Like many other public sector and utility employees, the IBEW 1245 members at NCPA are required to have safety training twice a year. That training is what allowed them to think quickly in an emergency.
“I’ve done 26 or 27 years of CPR training, not included multiple annuals for new guys or one-offs,” said Pearson. “I got a plaque [at the BBQ recognition luncheon held for Jerry and Scotty by NCPA] and was asked to give a few words, and I said “I’ve done lots of training, I’ve given training, I’ve gotten trained, but you know what, you never know you’re going to use it until that time comes.” We were nothing special, our instincts were survival.”
Meyer is grateful for his IBEW 1245 brothers jumping into action that day.
“It worked out perfectly … If I hadn’t made it back to the control room, they wouldn’t have found me,” said Meyer. “Everyone at the hospital was amazed that it all worked out, that my co-workers jumped into action without hesitation.”
The bond that has formed between Meyer, Pearson, and Aistrup is one of true brotherhood. Meyer is alive today thanks to the quick actions his IBEW 1245 brothers took that day.

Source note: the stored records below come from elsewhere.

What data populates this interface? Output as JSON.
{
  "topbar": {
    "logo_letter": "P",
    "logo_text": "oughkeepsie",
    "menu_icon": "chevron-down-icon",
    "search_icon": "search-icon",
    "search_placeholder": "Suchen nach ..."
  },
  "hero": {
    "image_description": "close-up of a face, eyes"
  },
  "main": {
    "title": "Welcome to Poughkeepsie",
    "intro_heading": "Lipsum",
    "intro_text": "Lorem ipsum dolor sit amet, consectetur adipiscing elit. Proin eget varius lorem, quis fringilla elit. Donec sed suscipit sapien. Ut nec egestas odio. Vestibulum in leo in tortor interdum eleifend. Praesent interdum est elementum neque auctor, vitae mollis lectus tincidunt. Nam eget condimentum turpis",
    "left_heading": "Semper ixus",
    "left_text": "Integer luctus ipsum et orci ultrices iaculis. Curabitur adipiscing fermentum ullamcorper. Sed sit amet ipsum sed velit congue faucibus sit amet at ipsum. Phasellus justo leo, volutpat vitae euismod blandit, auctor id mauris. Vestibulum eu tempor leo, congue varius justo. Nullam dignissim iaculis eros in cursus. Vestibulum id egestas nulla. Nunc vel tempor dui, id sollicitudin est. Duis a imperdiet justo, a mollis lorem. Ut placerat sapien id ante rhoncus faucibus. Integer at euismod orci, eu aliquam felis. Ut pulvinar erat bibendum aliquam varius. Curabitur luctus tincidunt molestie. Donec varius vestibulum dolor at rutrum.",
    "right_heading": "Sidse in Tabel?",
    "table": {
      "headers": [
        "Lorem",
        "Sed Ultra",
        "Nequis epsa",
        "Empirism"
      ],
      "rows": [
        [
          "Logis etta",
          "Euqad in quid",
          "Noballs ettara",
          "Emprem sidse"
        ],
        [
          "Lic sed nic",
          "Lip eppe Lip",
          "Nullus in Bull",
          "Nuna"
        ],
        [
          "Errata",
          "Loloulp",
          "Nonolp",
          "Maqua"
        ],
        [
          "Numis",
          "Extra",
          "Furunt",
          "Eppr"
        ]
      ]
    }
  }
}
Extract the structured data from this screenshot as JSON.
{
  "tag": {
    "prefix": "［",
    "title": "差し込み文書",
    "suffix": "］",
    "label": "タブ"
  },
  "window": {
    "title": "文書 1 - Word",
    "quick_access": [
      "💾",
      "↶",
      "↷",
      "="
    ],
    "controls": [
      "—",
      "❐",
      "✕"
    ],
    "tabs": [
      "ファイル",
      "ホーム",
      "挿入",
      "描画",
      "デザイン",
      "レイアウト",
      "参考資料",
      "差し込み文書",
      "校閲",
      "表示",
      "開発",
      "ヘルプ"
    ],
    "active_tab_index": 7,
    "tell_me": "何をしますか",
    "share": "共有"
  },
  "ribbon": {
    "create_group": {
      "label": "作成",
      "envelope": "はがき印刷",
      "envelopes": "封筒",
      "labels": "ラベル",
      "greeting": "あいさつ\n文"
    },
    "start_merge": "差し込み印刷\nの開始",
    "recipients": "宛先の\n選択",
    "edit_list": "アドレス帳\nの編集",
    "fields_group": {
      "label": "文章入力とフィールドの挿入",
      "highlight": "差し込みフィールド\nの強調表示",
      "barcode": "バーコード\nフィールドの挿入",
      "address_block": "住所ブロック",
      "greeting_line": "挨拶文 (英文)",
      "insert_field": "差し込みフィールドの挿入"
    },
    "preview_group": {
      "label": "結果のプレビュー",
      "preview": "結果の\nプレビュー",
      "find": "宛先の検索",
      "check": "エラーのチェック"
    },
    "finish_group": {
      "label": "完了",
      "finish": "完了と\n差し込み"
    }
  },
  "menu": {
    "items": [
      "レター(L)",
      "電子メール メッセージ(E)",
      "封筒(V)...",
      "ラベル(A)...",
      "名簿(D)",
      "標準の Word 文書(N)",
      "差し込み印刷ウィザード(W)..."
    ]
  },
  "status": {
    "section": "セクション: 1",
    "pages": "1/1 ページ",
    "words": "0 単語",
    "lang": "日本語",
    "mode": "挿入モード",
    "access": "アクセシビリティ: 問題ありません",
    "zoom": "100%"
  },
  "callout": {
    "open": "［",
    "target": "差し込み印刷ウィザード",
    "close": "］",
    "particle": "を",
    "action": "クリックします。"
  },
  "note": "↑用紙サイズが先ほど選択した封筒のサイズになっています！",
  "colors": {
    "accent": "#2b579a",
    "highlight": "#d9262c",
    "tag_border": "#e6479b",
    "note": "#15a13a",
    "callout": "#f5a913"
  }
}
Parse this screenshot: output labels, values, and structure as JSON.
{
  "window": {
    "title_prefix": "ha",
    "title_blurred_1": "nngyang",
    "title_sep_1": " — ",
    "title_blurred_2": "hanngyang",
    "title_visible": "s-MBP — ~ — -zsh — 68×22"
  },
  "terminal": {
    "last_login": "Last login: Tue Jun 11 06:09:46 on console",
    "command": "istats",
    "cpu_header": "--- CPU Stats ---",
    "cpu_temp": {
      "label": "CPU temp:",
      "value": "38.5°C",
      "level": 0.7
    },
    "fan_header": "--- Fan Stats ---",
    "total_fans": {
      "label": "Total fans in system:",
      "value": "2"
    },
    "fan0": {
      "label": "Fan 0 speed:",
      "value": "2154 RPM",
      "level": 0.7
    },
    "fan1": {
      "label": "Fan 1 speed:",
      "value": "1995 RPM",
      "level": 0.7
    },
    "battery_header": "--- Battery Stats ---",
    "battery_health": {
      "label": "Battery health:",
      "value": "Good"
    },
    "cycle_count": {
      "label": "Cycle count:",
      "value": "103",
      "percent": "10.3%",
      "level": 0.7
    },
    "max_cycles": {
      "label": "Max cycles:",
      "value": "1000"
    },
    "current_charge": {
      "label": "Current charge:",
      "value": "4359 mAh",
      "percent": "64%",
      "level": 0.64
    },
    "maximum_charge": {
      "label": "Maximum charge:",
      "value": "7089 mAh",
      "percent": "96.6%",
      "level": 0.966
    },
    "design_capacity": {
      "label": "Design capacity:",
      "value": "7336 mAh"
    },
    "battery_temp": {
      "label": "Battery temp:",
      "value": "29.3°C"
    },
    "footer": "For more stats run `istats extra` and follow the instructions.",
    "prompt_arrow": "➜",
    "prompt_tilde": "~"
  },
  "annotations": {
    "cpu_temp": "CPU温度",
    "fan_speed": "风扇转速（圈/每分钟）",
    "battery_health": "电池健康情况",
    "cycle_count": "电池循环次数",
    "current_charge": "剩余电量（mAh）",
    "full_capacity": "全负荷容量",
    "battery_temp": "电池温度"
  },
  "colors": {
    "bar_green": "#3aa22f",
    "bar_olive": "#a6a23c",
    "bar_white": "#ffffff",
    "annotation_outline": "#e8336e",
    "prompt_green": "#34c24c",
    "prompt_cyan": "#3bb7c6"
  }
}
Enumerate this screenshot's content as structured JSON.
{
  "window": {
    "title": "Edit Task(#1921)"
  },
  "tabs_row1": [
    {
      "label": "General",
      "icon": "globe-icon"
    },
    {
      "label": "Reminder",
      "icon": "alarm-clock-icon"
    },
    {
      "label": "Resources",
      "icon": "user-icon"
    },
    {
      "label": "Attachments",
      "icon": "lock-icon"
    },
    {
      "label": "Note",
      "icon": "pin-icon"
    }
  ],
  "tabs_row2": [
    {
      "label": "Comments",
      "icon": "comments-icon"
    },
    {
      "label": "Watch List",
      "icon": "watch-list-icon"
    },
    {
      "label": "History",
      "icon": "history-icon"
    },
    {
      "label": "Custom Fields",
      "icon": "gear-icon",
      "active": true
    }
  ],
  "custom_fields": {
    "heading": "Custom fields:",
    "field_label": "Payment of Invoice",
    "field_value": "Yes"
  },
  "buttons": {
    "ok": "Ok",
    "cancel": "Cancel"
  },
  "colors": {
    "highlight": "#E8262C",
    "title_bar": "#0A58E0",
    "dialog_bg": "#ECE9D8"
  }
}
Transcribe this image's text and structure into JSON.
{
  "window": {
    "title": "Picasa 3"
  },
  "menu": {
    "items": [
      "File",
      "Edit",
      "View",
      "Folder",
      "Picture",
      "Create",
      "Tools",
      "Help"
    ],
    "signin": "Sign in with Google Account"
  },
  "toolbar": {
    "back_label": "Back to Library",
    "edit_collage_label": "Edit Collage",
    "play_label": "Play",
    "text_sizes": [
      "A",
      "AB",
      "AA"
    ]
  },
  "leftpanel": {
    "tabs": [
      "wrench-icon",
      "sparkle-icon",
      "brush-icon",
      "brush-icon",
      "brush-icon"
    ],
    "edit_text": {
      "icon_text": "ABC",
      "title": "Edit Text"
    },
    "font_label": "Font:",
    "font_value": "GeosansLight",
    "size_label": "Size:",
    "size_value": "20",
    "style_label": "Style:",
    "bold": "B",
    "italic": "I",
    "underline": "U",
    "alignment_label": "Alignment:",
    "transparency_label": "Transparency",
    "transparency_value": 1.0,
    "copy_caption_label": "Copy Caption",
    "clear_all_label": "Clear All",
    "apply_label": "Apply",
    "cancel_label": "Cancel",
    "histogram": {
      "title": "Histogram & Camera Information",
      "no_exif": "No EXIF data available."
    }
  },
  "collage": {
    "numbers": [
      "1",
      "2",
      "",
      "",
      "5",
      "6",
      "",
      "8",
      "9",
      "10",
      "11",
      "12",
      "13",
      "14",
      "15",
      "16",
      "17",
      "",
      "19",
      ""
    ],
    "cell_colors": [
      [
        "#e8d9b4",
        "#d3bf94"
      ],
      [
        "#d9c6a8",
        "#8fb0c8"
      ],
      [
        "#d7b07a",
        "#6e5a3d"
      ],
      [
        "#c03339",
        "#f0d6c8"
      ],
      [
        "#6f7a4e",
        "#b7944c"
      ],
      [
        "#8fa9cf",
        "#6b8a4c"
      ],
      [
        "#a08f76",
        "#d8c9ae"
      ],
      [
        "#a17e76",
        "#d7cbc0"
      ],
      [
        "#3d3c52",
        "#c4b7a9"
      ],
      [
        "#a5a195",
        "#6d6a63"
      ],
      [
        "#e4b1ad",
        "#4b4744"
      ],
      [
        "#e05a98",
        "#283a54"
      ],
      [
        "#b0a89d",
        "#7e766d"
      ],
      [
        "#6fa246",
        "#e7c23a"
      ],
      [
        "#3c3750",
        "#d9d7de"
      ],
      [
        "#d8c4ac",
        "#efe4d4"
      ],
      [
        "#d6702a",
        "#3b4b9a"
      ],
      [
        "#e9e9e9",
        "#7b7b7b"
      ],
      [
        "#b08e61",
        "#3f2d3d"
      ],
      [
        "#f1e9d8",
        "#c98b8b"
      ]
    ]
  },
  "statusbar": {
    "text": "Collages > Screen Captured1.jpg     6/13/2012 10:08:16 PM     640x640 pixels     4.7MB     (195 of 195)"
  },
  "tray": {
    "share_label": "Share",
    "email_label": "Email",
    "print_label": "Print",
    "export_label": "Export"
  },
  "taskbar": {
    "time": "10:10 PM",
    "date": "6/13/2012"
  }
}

“We cliqued that day. I think of him as a brother, I try to protect my family. Because of this situation, we will always have that connection, this bond, for life.” Pearson said. “From the contractors, to Scotty, to the ambulatory care… even if you’re doing the simplest thing to help, you are as much of the help that is needed at moment. In the words of Albert Einstein, ‘Energy cannot be changed or destroyed; it can only be changed from one form to another.’ Jim’s energy was not ready to go.”
–Melissa Echeverria, IBEW 1245 Staffer